__DIRECTIONS__
A word-for-word copy of the records is needed, with every picture left out.

__ENTRIES SHOWN__
______________________________

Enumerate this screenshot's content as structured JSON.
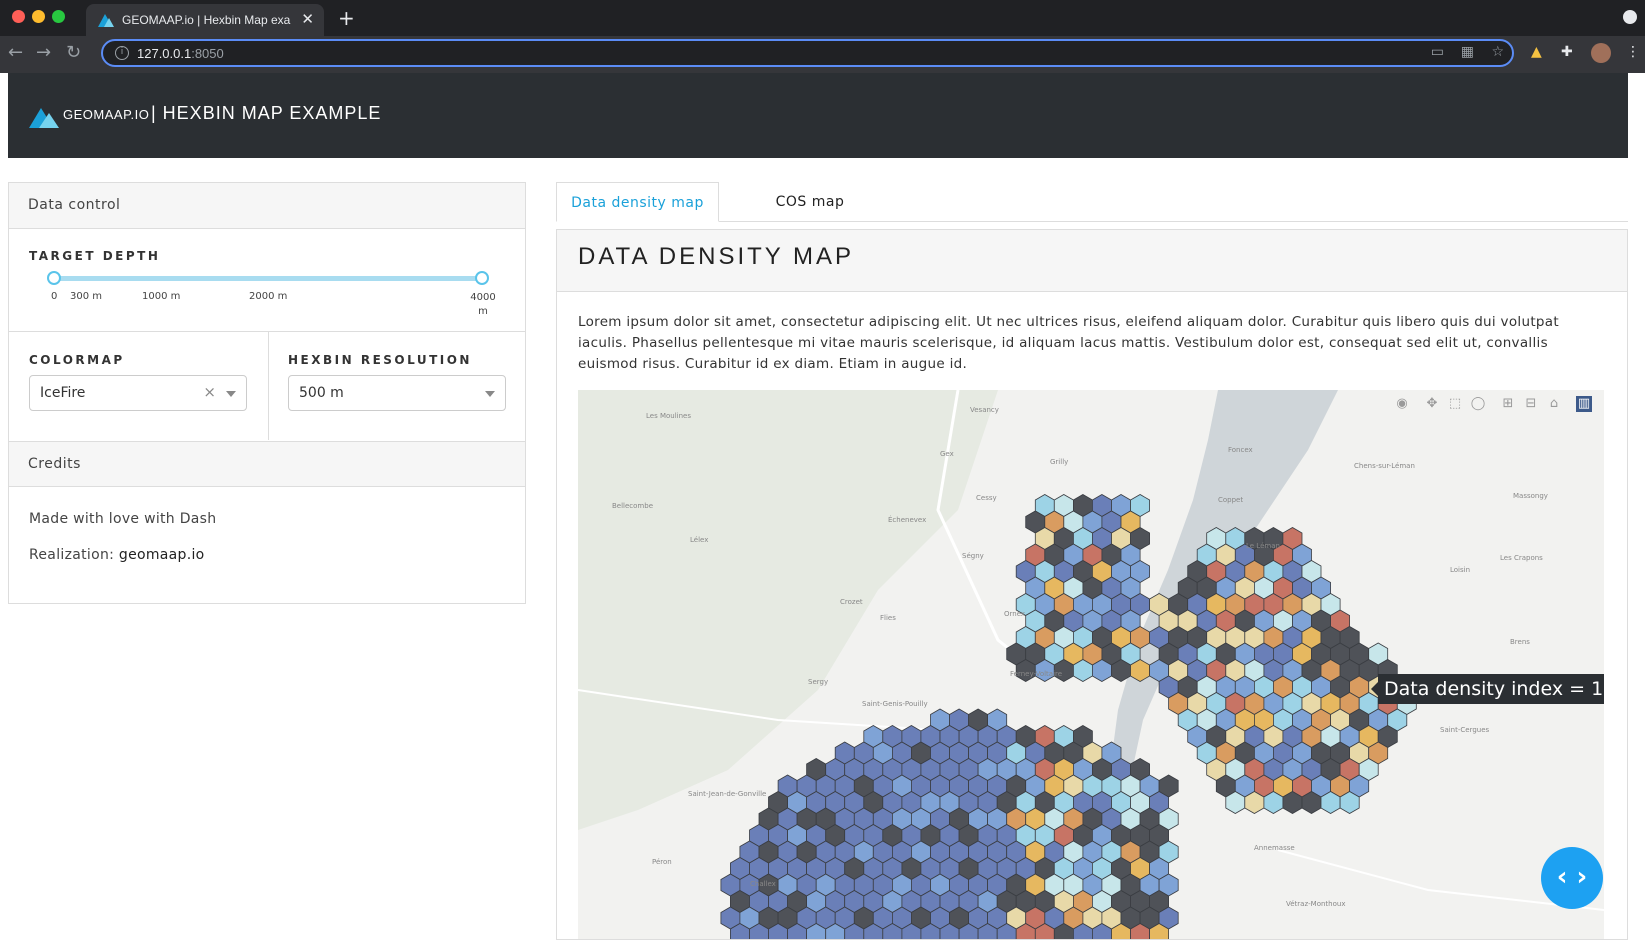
{
  "browser": {
    "tab_title": "GEOMAAP.io | Hexbin Map exa",
    "url_host": "127.0.0.1",
    "url_port": ":8050"
  },
  "header": {
    "brand": "GEOMAAP.IO",
    "title": "| HEXBIN MAP EXAMPLE"
  },
  "left": {
    "data_control_title": "Data control",
    "target_depth": {
      "label": "TARGET DEPTH",
      "ticks": [
        "0",
        "300 m",
        "1000 m",
        "2000 m",
        "4000 m"
      ],
      "range_value": [
        "0",
        "4000"
      ]
    },
    "colormap": {
      "label": "COLORMAP",
      "value": "IceFire"
    },
    "hexbin_resolution": {
      "label": "HEXBIN RESOLUTION",
      "value": "500 m"
    },
    "credits_title": "Credits",
    "credit_line1": "Made with love with Dash",
    "credit_line2_prefix": "Realization: ",
    "credit_line2_link": "geomaap.io"
  },
  "tabs": [
    {
      "label": "Data density map",
      "active": true
    },
    {
      "label": "COS map",
      "active": false
    }
  ],
  "main": {
    "title": "DATA DENSITY MAP",
    "description": "Lorem ipsum dolor sit amet, consectetur adipiscing elit. Ut nec ultrices risus, eleifend aliquam dolor. Curabitur quis libero quis dui volutpat iaculis. Phasellus pellentesque mi vitae mauris scelerisque, id aliquam lacus mattis. Vestibulum dolor est, consequat sed elit ut, convallis euismod risus. Curabitur id ex diam. Etiam in augue id.",
    "tooltip": "Data density index = 1",
    "place_labels": [
      "Vesancy",
      "Les Moulines",
      "Gex",
      "Grilly",
      "Foncex",
      "Chens-sur-Léman",
      "Bellecombe",
      "Échenevex",
      "Cessy",
      "Coppet",
      "Massongy",
      "Lélex",
      "Ségny",
      "Le Léman",
      "Loisin",
      "Les Crapons",
      "Crozet",
      "Flies",
      "Ornex",
      "Brens",
      "Sergy",
      "Ferney-Voltaire",
      "Saint-Genis-Pouilly",
      "Saint-Cergues",
      "Saint-Jean-de-Gonville",
      "Annemasse",
      "Péron",
      "Challex",
      "Vétraz-Monthoux"
    ]
  },
  "colors": {
    "accent": "#1ba1d9",
    "header_bg": "#2b2f33",
    "colormap_icefire": [
      "#4f5258",
      "#6a7fb8",
      "#7fa3d6",
      "#9dd3e6",
      "#c7e6ea",
      "#e8d9a8",
      "#e6b860",
      "#d99c60",
      "#c77465"
    ]
  },
  "icons": [
    "camera-icon",
    "pan-icon",
    "box-select-icon",
    "lasso-icon",
    "zoom-in-icon",
    "zoom-out-icon",
    "home-icon",
    "plotly-logo-icon",
    "code-toggle-icon"
  ]
}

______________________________

__ANSWER BOX__
Enumerate this screenshot's content as structured JSON.
{
  "browser": {
    "tab_title": "GEOMAAP.io | Hexbin Map exa",
    "url_host": "127.0.0.1",
    "url_port": ":8050"
  },
  "header": {
    "brand": "GEOMAAP.IO",
    "title": "| HEXBIN MAP EXAMPLE"
  },
  "left": {
    "data_control_title": "Data control",
    "target_depth": {
      "label": "TARGET DEPTH",
      "ticks": [
        "0",
        "300 m",
        "1000 m",
        "2000 m",
        "4000 m"
      ],
      "range_value": [
        "0",
        "4000"
      ]
    },
    "colormap": {
      "label": "COLORMAP",
      "value": "IceFire"
    },
    "hexbin_resolution": {
      "label": "HEXBIN RESOLUTION",
      "value": "500 m"
    },
    "credits_title": "Credits",
    "credit_line1": "Made with love with Dash",
    "credit_line2_prefix": "Realization: ",
    "credit_line2_link": "geomaap.io"
  },
  "tabs": [
    {
      "label": "Data density map",
      "active": true
    },
    {
      "label": "COS map",
      "active": false
    }
  ],
  "main": {
    "title": "DATA DENSITY MAP",
    "description": "Lorem ipsum dolor sit amet, consectetur adipiscing elit. Ut nec ultrices risus, eleifend aliquam dolor. Curabitur quis libero quis dui volutpat iaculis. Phasellus pellentesque mi vitae mauris scelerisque, id aliquam lacus mattis. Vestibulum dolor est, consequat sed elit ut, convallis euismod risus. Curabitur id ex diam. Etiam in augue id.",
    "tooltip": "Data density index = 1",
    "place_labels": [
      "Vesancy",
      "Les Moulines",
      "Gex",
      "Grilly",
      "Foncex",
      "Chens-sur-Léman",
      "Bellecombe",
      "Échenevex",
      "Cessy",
      "Coppet",
      "Massongy",
      "Lélex",
      "Ségny",
      "Le Léman",
      "Loisin",
      "Les Crapons",
      "Crozet",
      "Flies",
      "Ornex",
      "Brens",
      "Sergy",
      "Ferney-Voltaire",
      "Saint-Genis-Pouilly",
      "Saint-Cergues",
      "Saint-Jean-de-Gonville",
      "Annemasse",
      "Péron",
      "Challex",
      "Vétraz-Monthoux"
    ]
  },
  "colors": {
    "accent": "#1ba1d9",
    "header_bg": "#2b2f33",
    "colormap_icefire": [
      "#4f5258",
      "#6a7fb8",
      "#7fa3d6",
      "#9dd3e6",
      "#c7e6ea",
      "#e8d9a8",
      "#e6b860",
      "#d99c60",
      "#c77465"
    ]
  },
  "icons": [
    "camera-icon",
    "pan-icon",
    "box-select-icon",
    "lasso-icon",
    "zoom-in-icon",
    "zoom-out-icon",
    "home-icon",
    "plotly-logo-icon",
    "code-toggle-icon"
  ]
}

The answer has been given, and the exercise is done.